— Warren Buffett

The Warren Buffett investment philosophy calls for a long-term investment horizon, where a five year holding period, or even longer, would fit right into the strategy. How would such a strategy have worked out for an investment into Avery Dennison Corp (NYSE: AVY)? Today, we examine the outcome of a five year investment into the stock back in 2016.

Start date: 07/12/2016


End date: 07/09/2021
Start price/share: $72.96
End price/share: $210.35
Starting shares: 137.06
Ending shares: 150.64
Dividends reinvested/share: $10.51
Total return: 216.87%
Average annual return: 25.98%
Starting investment: $10,000.00
Ending investment: $31,692.64

The above analysis shows the five year investment result worked out exceptionally well, with an annualized rate of return of 25.98%. This would have turned a $10K investment made 5 years ago into $31,692.64 today (as of 07/09/2021). On a total return basis, that’s a result of 216.87% (something to think about: how might AVY shares perform over the next 5 years?). [These numbers were computed with the Dividend Channel DRIP Returns Calculator.]

Notice that Avery Dennison Corp paid investors a total of $10.51/share in dividends over the 5 holding period, marking a second component of the total return beyond share price change alone. Much like watering a tree, reinvesting dividends can help an investment to grow over time — for the above calculations we assume dividend reinvestment (and for this exercise the closing price on ex-date is used for the reinvestment of a given dividend).

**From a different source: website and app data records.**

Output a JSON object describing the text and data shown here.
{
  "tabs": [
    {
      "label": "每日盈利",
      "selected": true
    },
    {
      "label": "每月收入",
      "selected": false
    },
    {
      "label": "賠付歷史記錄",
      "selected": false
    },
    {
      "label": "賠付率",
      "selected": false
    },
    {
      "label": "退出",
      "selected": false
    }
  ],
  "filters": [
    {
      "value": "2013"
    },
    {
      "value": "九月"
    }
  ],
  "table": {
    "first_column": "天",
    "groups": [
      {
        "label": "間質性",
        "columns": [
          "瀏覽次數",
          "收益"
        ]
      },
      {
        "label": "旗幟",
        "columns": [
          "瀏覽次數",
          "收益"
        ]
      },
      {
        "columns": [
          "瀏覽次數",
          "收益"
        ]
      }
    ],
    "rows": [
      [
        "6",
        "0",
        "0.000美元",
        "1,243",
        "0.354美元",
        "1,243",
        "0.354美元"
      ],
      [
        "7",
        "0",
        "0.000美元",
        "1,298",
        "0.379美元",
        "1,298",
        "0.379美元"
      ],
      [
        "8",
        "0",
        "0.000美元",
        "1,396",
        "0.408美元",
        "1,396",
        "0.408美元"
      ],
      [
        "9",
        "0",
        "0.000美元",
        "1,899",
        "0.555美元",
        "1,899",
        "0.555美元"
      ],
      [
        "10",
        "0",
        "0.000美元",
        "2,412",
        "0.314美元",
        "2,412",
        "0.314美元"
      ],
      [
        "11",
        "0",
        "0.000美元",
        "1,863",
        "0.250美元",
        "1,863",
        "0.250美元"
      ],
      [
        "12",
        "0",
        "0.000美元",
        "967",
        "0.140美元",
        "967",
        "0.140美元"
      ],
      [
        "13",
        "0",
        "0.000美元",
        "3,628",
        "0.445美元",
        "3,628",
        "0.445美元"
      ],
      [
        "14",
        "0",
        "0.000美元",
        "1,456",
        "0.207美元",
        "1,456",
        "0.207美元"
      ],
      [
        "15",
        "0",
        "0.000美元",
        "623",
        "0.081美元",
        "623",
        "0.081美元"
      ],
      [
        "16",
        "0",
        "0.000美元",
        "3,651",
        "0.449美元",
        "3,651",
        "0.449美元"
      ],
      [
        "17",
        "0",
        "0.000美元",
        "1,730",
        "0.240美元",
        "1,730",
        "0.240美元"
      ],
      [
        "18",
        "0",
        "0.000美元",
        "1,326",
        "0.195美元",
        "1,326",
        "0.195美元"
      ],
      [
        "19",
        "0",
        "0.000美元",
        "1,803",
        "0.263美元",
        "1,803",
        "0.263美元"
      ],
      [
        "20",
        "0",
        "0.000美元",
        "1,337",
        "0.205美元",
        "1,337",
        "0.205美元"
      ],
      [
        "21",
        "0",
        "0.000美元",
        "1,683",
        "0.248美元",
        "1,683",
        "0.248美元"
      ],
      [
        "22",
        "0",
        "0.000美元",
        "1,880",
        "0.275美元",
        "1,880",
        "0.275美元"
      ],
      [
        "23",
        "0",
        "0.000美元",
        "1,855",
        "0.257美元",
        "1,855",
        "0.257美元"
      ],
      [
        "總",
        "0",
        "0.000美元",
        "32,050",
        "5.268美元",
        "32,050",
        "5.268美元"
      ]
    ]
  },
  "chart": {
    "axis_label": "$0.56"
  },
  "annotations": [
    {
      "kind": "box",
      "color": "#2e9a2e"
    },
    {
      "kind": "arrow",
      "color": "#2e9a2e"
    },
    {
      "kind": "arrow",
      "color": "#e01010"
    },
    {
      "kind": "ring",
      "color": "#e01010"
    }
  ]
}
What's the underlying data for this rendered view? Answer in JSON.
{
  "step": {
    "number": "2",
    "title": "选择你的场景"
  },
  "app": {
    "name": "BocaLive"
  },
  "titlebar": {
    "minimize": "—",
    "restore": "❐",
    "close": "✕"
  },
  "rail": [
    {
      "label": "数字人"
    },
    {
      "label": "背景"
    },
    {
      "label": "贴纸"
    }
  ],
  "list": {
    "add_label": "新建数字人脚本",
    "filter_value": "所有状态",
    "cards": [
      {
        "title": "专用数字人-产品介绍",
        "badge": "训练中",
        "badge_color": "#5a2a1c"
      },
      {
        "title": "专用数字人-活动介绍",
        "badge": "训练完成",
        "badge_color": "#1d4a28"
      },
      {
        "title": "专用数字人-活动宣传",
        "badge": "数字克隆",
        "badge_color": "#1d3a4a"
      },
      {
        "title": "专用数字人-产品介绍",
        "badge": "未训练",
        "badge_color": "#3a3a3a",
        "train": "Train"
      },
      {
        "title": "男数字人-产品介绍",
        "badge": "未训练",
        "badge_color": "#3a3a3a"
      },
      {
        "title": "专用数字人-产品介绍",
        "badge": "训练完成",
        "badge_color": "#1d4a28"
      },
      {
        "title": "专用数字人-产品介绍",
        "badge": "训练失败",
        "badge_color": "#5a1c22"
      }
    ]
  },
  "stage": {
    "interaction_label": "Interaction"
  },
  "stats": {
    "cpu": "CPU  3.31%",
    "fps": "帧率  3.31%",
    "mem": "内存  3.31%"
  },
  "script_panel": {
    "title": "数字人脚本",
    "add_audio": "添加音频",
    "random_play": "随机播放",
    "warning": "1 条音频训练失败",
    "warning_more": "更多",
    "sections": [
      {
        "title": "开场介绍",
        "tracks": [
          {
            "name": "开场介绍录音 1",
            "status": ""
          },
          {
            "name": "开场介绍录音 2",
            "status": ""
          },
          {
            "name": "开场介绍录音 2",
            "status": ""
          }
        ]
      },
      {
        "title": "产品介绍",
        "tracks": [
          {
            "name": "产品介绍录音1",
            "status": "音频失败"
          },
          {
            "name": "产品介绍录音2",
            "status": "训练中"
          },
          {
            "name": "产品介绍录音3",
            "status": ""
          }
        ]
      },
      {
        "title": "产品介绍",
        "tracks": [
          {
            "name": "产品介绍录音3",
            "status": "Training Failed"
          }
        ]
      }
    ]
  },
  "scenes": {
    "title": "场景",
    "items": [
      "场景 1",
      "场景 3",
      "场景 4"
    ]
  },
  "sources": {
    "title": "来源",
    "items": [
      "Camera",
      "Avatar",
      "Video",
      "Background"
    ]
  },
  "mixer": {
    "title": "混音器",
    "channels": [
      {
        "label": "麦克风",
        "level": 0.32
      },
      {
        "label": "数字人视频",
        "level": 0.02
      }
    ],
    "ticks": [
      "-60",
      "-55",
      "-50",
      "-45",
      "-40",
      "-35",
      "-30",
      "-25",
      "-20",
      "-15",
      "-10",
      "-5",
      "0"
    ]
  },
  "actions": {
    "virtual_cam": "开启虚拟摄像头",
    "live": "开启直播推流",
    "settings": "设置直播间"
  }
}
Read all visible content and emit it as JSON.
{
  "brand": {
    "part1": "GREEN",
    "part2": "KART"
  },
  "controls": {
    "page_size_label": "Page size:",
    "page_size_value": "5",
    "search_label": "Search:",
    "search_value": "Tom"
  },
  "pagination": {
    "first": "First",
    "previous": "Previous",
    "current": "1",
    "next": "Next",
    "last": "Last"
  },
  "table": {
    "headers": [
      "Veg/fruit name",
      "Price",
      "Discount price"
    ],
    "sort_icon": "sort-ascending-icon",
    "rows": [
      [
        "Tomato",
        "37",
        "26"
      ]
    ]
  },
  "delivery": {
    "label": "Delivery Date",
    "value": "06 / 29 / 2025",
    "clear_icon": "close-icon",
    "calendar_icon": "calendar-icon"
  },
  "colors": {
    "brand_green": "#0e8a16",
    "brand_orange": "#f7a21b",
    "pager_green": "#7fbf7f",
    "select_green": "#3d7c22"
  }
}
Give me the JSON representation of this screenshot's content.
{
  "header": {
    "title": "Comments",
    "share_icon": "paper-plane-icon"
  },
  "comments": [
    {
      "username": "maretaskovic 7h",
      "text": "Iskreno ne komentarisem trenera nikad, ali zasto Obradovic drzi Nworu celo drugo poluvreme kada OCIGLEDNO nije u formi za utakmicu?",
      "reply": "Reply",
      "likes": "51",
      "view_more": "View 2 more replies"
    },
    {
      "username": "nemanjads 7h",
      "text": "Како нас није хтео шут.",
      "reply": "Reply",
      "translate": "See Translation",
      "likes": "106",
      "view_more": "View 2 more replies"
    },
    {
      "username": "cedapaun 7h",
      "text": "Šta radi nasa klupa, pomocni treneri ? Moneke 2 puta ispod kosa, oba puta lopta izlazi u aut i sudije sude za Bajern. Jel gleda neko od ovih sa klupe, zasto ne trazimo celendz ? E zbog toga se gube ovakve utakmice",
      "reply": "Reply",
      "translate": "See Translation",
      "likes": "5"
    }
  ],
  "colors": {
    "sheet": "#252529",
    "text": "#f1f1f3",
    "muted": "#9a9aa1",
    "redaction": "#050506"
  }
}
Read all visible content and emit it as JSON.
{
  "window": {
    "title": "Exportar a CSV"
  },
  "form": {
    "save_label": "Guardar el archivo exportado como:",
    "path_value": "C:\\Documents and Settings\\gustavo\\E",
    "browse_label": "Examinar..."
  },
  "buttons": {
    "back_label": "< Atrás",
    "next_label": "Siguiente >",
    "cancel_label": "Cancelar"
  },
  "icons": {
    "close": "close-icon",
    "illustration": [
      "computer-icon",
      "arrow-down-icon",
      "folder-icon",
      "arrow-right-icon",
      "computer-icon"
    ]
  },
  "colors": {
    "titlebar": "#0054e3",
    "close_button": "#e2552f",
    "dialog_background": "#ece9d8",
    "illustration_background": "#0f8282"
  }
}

Based upon the most recent annualized dividend rate of 2.72/share, we calculate that AVY has a current yield of approximately 1.29%. Another interesting datapoint we can examine is ‘yield on cost’ — in other words, we can express the current annualized dividend of 2.72 against the original $72.96/share purchase price. This works out to a yield on cost of 1.77%.

One more investment quote to leave you with:
“Investors should purchase stocks like they purchase groceries, not like they purchase perfume.” — Benjamin Graham